Pronunciation: [ˈaksɪmˌɪɪˌɒmɔːfə] (IPA)

The word "axymyiomorpha" is a mouthful, but its spelling actually reflects the sounds it makes when spoken. In IPA phonetic transcription, it is pronounced /æksɪˌmaɪəˈmɔrfə/. This long and complex word is actually the scientific name for a group of insects that are commonly known as twisted-wing parasites. While the spelling of this word may seem intimidating at first glance, it's a great example of how the way we spell words is often closely tied to the way we say them.

AXYMYIOMORPHA Meaning and Definition

  1. Axymyiomorpha is a scientific term used in the field of entomology to classify a small family of insects within the order Diptera. It belongs to the suborder Nematocera, which includes a diverse range of insects commonly known as long-horned flies or long-legged flies.

    The term "axymyiomorpha" originates from the combination of two Greek words: "axymus," meaning 'without bristle,' and "myia," which signifies 'fly.' This amalgamation forms an apt description of the unique characteristic of these insects - their lack or reduction of bristles.

    Members of the Axymyiomorpha family are known for their elongated legs and slender bodies, distinguishing them from other Diptera families. They typically measure between 2-6 millimeters in length, but this can vary among species. Additionally, their wingspan is relatively broad in proportion to their body size.

    These flies are most commonly found in various parts of the world, but their population is still relatively limited. They are usually present in forested or wooded areas and can also be occasionally spotted in grassy environments. The larvae of Axymyiomorpha feed on decaying organic matter, such as fallen leaves or decomposing plant material.

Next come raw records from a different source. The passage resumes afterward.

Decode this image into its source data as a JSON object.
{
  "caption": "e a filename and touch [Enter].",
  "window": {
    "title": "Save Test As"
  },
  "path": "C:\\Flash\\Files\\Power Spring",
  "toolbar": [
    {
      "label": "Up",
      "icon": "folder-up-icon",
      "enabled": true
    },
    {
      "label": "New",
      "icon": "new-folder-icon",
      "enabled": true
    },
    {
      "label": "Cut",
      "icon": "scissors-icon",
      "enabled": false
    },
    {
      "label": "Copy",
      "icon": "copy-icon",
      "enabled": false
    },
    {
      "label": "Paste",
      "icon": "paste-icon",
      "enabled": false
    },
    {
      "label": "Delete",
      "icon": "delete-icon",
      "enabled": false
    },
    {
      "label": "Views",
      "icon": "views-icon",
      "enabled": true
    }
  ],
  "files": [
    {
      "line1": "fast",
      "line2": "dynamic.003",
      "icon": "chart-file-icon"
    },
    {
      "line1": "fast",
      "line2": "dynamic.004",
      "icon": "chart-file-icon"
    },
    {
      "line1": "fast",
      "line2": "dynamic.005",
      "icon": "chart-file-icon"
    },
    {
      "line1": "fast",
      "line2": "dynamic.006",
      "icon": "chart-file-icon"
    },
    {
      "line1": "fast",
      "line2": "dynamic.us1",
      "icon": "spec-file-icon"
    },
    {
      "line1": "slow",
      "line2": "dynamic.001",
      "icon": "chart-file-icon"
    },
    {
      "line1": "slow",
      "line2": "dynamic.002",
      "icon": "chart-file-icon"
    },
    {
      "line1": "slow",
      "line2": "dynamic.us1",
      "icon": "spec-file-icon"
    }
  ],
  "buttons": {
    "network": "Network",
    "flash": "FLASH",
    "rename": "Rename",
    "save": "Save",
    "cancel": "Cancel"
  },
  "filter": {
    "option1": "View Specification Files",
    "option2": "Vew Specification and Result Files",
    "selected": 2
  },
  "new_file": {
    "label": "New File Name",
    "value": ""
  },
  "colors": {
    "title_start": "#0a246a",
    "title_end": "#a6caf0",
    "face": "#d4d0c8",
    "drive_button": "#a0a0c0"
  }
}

    Due to their unique morphology and ecological niche, Axymyiomorpha species are of interest to entomologists and researchers studying insect evolution and biodiversity.